Preparing for the next wave of RTS 28 disclosures – Firms should begin thinking about the approach for their next set of RTS 28 best execution disclosures, which will be coming around in April 2019 for the calendar year 2018 and this time will need to include how they have used RTS 27 data in evaluating their execution processes. Although venues are publishing their RTS 27 reports, firms are finding deriving meaningful conclusions from this data problematic. For example, there are inconsistencies in the way venues are publishing their data, differences in interpretation, as well as a lack of clarity and standardisation. These challenges can make it difficult to aggregate and analyse RTS 27 data. At the very least, firms should familiarise themselves with the reports of their trading counterparties and comparable peers and incorporate discussion of the detail within the appropriate internal forums (e.g. best execution committee).  A practical point but also worth noting that firms should not simply replace their 2018 report with the 2019 version; each iteration must be maintained on firms’ websites for a minimum of two years.

Although MiFID II is a year old, compliance is very much a journey rather than a destination.  The principals of the directive must now be considered business as usual.
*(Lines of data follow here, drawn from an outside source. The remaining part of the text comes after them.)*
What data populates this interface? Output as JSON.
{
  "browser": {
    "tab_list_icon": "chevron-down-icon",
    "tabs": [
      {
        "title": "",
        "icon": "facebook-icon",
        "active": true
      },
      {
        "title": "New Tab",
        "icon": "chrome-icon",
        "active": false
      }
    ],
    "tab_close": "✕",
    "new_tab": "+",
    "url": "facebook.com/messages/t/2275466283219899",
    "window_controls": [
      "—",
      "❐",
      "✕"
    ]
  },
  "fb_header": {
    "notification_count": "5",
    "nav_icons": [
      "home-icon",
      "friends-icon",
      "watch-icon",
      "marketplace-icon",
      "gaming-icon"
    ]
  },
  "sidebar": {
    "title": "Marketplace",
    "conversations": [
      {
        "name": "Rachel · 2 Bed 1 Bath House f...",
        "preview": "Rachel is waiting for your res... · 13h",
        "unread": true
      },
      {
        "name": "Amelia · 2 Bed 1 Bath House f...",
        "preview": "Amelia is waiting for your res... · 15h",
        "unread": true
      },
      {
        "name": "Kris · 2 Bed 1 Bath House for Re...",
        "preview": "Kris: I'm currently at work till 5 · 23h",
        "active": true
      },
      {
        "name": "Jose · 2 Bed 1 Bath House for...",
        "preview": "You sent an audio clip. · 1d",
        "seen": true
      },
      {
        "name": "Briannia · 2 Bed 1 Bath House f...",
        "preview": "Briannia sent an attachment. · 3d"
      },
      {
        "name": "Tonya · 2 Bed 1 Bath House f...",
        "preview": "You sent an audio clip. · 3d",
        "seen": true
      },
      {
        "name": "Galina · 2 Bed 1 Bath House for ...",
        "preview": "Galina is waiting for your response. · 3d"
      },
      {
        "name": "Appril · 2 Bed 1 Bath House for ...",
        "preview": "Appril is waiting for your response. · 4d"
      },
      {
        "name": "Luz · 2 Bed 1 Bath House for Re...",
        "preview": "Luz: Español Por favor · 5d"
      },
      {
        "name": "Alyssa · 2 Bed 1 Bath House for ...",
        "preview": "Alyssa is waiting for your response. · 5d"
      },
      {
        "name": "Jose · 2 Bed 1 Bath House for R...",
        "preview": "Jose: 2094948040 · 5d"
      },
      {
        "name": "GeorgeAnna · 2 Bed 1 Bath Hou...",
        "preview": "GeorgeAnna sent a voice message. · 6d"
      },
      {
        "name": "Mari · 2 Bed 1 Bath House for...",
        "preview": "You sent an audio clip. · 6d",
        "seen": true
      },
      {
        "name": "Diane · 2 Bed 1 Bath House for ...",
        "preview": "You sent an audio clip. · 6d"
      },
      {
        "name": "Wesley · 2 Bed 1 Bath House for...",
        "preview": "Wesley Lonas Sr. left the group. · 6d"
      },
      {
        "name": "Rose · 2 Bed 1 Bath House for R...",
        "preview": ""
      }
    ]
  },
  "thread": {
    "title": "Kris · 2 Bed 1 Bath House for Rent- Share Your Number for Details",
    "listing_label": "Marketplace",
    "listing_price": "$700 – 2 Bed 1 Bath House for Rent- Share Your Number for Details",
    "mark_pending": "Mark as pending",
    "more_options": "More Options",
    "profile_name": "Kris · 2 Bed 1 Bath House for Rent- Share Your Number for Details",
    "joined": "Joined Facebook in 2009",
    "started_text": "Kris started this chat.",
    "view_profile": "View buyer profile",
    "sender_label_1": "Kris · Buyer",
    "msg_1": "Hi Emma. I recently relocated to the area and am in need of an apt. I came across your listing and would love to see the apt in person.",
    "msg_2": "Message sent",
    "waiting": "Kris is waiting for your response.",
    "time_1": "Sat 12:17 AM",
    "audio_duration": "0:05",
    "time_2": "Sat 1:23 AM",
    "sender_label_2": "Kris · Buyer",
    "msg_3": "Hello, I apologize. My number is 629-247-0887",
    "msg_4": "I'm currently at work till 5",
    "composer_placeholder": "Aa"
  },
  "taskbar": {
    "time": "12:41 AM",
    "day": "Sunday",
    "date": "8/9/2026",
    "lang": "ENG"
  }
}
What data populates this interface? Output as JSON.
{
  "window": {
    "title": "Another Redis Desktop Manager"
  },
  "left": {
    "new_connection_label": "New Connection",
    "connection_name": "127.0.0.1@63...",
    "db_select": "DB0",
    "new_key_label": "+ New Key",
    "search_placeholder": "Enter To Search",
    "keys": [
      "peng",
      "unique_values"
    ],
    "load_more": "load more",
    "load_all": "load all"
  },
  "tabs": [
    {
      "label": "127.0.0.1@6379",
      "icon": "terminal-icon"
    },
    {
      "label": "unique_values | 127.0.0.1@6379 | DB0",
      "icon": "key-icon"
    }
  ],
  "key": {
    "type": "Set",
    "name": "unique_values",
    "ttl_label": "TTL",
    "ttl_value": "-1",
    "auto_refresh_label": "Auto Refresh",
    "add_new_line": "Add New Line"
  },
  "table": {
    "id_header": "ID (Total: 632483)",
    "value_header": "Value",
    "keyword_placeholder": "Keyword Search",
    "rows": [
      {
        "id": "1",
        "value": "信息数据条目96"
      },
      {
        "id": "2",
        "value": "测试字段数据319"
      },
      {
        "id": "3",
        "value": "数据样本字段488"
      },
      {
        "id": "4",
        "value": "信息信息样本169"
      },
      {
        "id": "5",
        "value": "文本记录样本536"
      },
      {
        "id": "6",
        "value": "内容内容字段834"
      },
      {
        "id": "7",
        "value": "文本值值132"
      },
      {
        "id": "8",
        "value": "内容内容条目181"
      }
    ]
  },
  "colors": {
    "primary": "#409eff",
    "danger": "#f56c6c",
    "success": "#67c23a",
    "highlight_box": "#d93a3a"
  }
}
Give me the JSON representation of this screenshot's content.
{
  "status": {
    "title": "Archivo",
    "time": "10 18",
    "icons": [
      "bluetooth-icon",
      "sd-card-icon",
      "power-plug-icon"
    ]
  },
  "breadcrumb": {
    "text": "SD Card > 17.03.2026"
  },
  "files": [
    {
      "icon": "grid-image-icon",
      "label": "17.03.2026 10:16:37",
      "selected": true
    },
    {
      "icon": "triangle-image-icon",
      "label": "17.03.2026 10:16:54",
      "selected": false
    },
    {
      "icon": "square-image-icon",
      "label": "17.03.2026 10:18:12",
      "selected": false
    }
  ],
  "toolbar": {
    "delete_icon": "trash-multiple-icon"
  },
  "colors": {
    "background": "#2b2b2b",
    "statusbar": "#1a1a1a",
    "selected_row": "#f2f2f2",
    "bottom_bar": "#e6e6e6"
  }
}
It nonetheless remains important that firms continue to assess and benchmark their MiFID II programme to identify if there are any gaps.

How ACA can help

ACA’s MiFID II post-implementation review helps you to reduce your regulatory risk. We look at your implementation against what is expected of firms of your size, nature, and complexity. On completion of our review, we issue recommendations and an executive summary for senior management, evidencing your compliance with this significant regulatory change.